This is increasingly true in modern fiction. Back in the day, when Herman Melville could compose page after page of detailed narrative having to do with the inner workings of a cetacean ear (and readers would put up with it), tension developed slowly in a work of fiction. Melville’s most exciting moments in Moby Dick came in the closing chapters of the novel, and by then readers were either asleep or determined or insane enough to finish.
We want and expect a high degree of tension in our stories, so the question is, how do we writers handle it?
I’ll answer this over the course of a few posts, but here is one thing I talked about briefly in my plotting workshop at New England SCBWI this past spring: tension means having to make your protagonist suffer.
You and I are good people. We don’t want to hurt anybody. If you are, like I am, a mom (and I imagine even if you are not), that goes double: every child on the planet is your child and you will protect him or her even if it means throwing yourself in front of a moving train. Your characters are your children. So it stands to reason – you’re going to shield your character from every hurt, bump, scrape, bruise, terror. Right?
Not if you are a novelist in search of tension. You must be willing to watch your protagonist suffer every imaginable kind of horror. Look at The Hunger Games. Katniss all but dies, again and again, and every one of her near-death experiences heightens the tension of the books. Suzanne Collins does not protect Katniss from life experiences. As a result we readers are sucked into the story, rooting for Katniss – and Katniss learns every step of the way how to better protect herself and those she loves.

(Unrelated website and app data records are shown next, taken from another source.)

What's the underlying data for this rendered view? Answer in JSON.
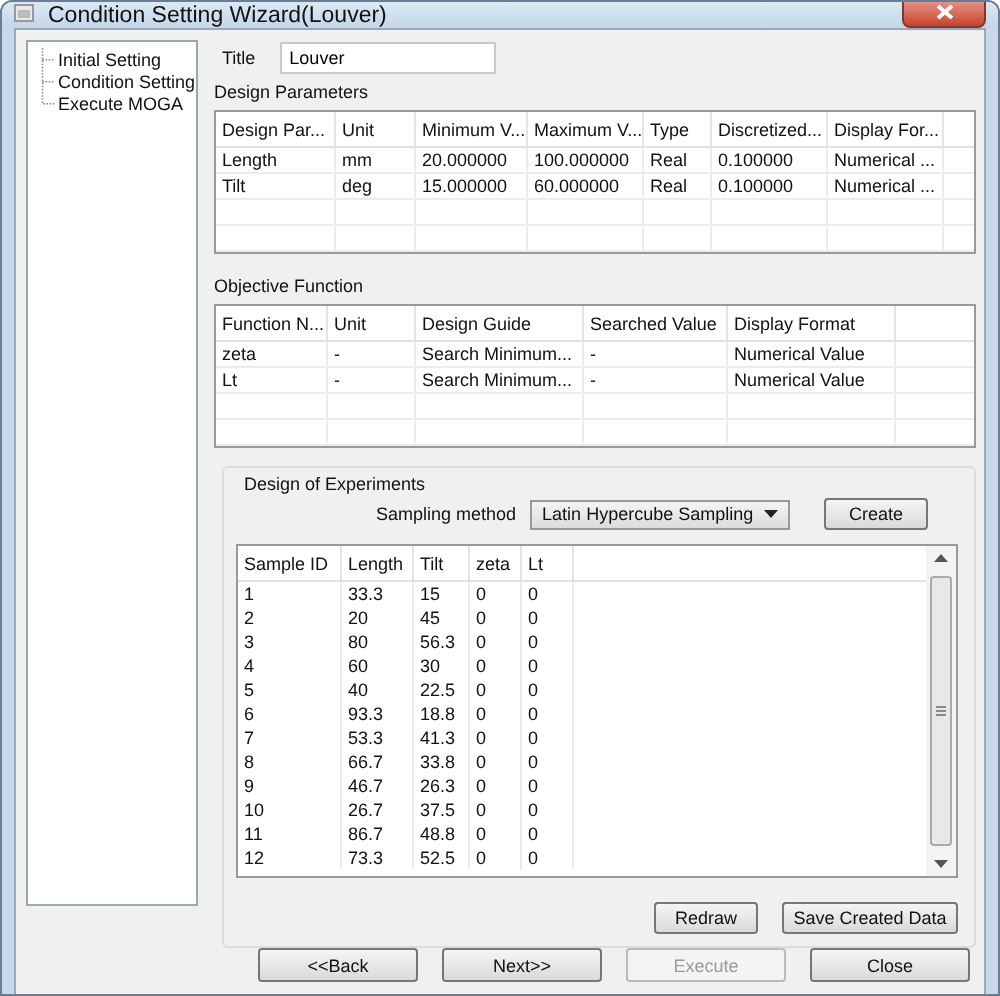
{
  "window": {
    "title": "Condition Setting Wizard(Louver)"
  },
  "tree": {
    "items": [
      {
        "label": "Initial Setting"
      },
      {
        "label": "Condition Setting"
      },
      {
        "label": "Execute MOGA"
      }
    ]
  },
  "title_field": {
    "label": "Title",
    "value": "Louver"
  },
  "design_parameters": {
    "label": "Design Parameters",
    "columns": [
      "Design Par...",
      "Unit",
      "Minimum V...",
      "Maximum V...",
      "Type",
      "Discretized...",
      "Display For..."
    ],
    "rows": [
      [
        "Length",
        "mm",
        "20.000000",
        "100.000000",
        "Real",
        "0.100000",
        "Numerical ..."
      ],
      [
        "Tilt",
        "deg",
        "15.000000",
        "60.000000",
        "Real",
        "0.100000",
        "Numerical ..."
      ]
    ]
  },
  "objective_function": {
    "label": "Objective Function",
    "columns": [
      "Function N...",
      "Unit",
      "Design Guide",
      "Searched Value",
      "Display Format"
    ],
    "rows": [
      [
        "zeta",
        "-",
        "Search Minimum...",
        "-",
        "Numerical Value"
      ],
      [
        "Lt",
        "-",
        "Search Minimum...",
        "-",
        "Numerical Value"
      ]
    ]
  },
  "design_of_experiments": {
    "label": "Design of Experiments",
    "sampling_label": "Sampling method",
    "sampling_value": "Latin Hypercube Sampling",
    "create_button": "Create",
    "columns": [
      "Sample ID",
      "Length",
      "Tilt",
      "zeta",
      "Lt"
    ],
    "rows": [
      [
        "1",
        "33.3",
        "15",
        "0",
        "0"
      ],
      [
        "2",
        "20",
        "45",
        "0",
        "0"
      ],
      [
        "3",
        "80",
        "56.3",
        "0",
        "0"
      ],
      [
        "4",
        "60",
        "30",
        "0",
        "0"
      ],
      [
        "5",
        "40",
        "22.5",
        "0",
        "0"
      ],
      [
        "6",
        "93.3",
        "18.8",
        "0",
        "0"
      ],
      [
        "7",
        "53.3",
        "41.3",
        "0",
        "0"
      ],
      [
        "8",
        "66.7",
        "33.8",
        "0",
        "0"
      ],
      [
        "9",
        "46.7",
        "26.3",
        "0",
        "0"
      ],
      [
        "10",
        "26.7",
        "37.5",
        "0",
        "0"
      ],
      [
        "11",
        "86.7",
        "48.8",
        "0",
        "0"
      ],
      [
        "12",
        "73.3",
        "52.5",
        "0",
        "0"
      ]
    ],
    "buttons": [
      "Redraw",
      "Save Created Data"
    ]
  },
  "footer_buttons": [
    {
      "label": "<<Back",
      "disabled": false
    },
    {
      "label": "Next>>",
      "disabled": false
    },
    {
      "label": "Execute",
      "disabled": true
    },
    {
      "label": "Close",
      "disabled": false
    }
  ]
}
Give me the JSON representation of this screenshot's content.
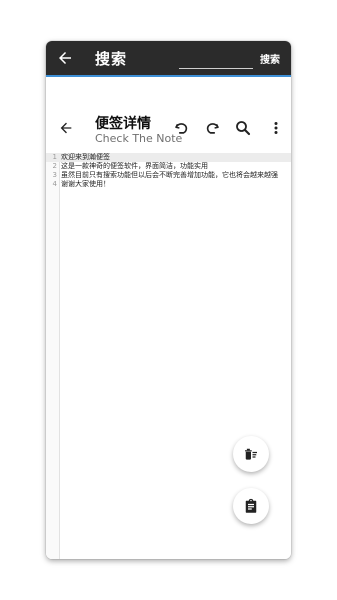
{
  "search_bar": {
    "title": "搜索",
    "query": "",
    "submit_label": "搜索"
  },
  "note_toolbar": {
    "title": "便签详情",
    "subtitle": "Check The Note",
    "icons": [
      "back-icon",
      "undo-icon",
      "redo-icon",
      "search-icon",
      "more-vert-icon"
    ]
  },
  "editor": {
    "lines": [
      {
        "num": "1",
        "text": "欢迎来到瀚便签"
      },
      {
        "num": "2",
        "text": "这是一款神奇的便签软件，界面简洁，功能实用"
      },
      {
        "num": "3",
        "text": "虽然目前只有搜索功能但以后会不断完善增加功能，它也将会越来越强"
      },
      {
        "num": "4",
        "text": "谢谢大家使用！"
      }
    ]
  },
  "fabs": {
    "icons": [
      "delete-sweep-icon",
      "clipboard-icon"
    ]
  },
  "colors": {
    "search_bar_bg": "#2b2b2b",
    "accent": "#3d8fd6"
  }
}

Tension in the form of character suffering, then, sucks readers into your story, but it serves a double purpose: it allows for character growth and change. Which is another aspect of great story-telling.